INFORMATION GIVEN Block Start

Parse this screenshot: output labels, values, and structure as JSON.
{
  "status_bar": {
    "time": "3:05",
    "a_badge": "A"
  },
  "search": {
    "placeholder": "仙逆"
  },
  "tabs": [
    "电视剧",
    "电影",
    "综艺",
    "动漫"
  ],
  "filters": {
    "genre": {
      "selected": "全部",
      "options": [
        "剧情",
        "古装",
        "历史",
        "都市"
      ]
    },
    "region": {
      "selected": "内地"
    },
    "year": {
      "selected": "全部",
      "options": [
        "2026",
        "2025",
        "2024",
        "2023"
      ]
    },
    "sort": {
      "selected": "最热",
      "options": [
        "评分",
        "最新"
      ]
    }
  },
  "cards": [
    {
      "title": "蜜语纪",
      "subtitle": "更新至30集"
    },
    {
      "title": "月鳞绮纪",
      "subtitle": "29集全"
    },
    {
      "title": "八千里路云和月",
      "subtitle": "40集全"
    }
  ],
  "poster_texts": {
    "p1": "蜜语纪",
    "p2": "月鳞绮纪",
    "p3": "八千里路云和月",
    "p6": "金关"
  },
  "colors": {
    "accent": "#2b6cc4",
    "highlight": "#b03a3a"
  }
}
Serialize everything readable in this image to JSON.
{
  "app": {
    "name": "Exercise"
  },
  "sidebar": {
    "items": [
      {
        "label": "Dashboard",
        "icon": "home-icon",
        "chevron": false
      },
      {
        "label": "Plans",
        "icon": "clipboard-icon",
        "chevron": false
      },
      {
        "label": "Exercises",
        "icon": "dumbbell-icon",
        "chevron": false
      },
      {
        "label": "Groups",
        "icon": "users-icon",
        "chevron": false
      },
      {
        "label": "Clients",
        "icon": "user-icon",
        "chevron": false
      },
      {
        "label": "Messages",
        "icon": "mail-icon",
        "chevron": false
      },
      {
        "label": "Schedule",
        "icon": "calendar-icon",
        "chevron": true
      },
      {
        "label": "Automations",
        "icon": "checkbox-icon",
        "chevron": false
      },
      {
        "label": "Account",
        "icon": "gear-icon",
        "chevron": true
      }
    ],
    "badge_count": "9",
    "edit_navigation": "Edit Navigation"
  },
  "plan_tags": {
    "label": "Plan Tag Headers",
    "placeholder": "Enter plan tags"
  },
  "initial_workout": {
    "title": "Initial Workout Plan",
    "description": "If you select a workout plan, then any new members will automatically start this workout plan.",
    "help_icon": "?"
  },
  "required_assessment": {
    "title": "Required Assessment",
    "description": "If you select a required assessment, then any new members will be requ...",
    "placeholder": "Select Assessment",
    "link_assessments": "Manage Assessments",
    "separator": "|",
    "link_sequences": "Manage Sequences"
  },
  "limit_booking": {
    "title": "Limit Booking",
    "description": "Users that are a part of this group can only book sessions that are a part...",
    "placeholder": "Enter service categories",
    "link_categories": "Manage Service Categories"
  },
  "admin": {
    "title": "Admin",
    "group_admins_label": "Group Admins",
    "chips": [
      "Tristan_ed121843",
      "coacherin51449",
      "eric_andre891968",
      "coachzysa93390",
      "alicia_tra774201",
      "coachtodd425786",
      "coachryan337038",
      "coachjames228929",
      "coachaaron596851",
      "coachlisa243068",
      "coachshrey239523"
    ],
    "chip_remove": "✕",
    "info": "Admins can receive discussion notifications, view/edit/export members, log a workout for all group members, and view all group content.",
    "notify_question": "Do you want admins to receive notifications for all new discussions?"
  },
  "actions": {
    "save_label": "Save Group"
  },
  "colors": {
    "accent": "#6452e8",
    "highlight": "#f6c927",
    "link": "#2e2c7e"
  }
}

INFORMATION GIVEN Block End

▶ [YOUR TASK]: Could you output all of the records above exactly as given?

▶ [RESULT]:
Parse this screenshot: output labels, values, and structure as JSON.
{
  "status_bar": {
    "time": "3:05",
    "a_badge": "A"
  },
  "search": {
    "placeholder": "仙逆"
  },
  "tabs": [
    "电视剧",
    "电影",
    "综艺",
    "动漫"
  ],
  "filters": {
    "genre": {
      "selected": "全部",
      "options": [
        "剧情",
        "古装",
        "历史",
        "都市"
      ]
    },
    "region": {
      "selected": "内地"
    },
    "year": {
      "selected": "全部",
      "options": [
        "2026",
        "2025",
        "2024",
        "2023"
      ]
    },
    "sort": {
      "selected": "最热",
      "options": [
        "评分",
        "最新"
      ]
    }
  },
  "cards": [
    {
      "title": "蜜语纪",
      "subtitle": "更新至30集"
    },
    {
      "title": "月鳞绮纪",
      "subtitle": "29集全"
    },
    {
      "title": "八千里路云和月",
      "subtitle": "40集全"
    }
  ],
  "poster_texts": {
    "p1": "蜜语纪",
    "p2": "月鳞绮纪",
    "p3": "八千里路云和月",
    "p6": "金关"
  },
  "colors": {
    "accent": "#2b6cc4",
    "highlight": "#b03a3a"
  }
}
Serialize everything readable in this image to JSON.
{
  "app": {
    "name": "Exercise"
  },
  "sidebar": {
    "items": [
      {
        "label": "Dashboard",
        "icon": "home-icon",
        "chevron": false
      },
      {
        "label": "Plans",
        "icon": "clipboard-icon",
        "chevron": false
      },
      {
        "label": "Exercises",
        "icon": "dumbbell-icon",
        "chevron": false
      },
      {
        "label": "Groups",
        "icon": "users-icon",
        "chevron": false
      },
      {
        "label": "Clients",
        "icon": "user-icon",
        "chevron": false
      },
      {
        "label": "Messages",
        "icon": "mail-icon",
        "chevron": false
      },
      {
        "label": "Schedule",
        "icon": "calendar-icon",
        "chevron": true
      },
      {
        "label": "Automations",
        "icon": "checkbox-icon",
        "chevron": false
      },
      {
        "label": "Account",
        "icon": "gear-icon",
        "chevron": true
      }
    ],
    "badge_count": "9",
    "edit_navigation": "Edit Navigation"
  },
  "plan_tags": {
    "label": "Plan Tag Headers",
    "placeholder": "Enter plan tags"
  },
  "initial_workout": {
    "title": "Initial Workout Plan",
    "description": "If you select a workout plan, then any new members will automatically start this workout plan.",
    "help_icon": "?"
  },
  "required_assessment": {
    "title": "Required Assessment",
    "description": "If you select a required assessment, then any new members will be requ...",
    "placeholder": "Select Assessment",
    "link_assessments": "Manage Assessments",
    "separator": "|",
    "link_sequences": "Manage Sequences"
  },
  "limit_booking": {
    "title": "Limit Booking",
    "description": "Users that are a part of this group can only book sessions that are a part...",
    "placeholder": "Enter service categories",
    "link_categories": "Manage Service Categories"
  },
  "admin": {
    "title": "Admin",
    "group_admins_label": "Group Admins",
    "chips": [
      "Tristan_ed121843",
      "coacherin51449",
      "eric_andre891968",
      "coachzysa93390",
      "alicia_tra774201",
      "coachtodd425786",
      "coachryan337038",
      "coachjames228929",
      "coachaaron596851",
      "coachlisa243068",
      "coachshrey239523"
    ],
    "chip_remove": "✕",
    "info": "Admins can receive discussion notifications, view/edit/export members, log a workout for all group members, and view all group content.",
    "notify_question": "Do you want admins to receive notifications for all new discussions?"
  },
  "actions": {
    "save_label": "Save Group"
  },
  "colors": {
    "accent": "#6452e8",
    "highlight": "#f6c927",
    "link": "#2e2c7e"
  }
}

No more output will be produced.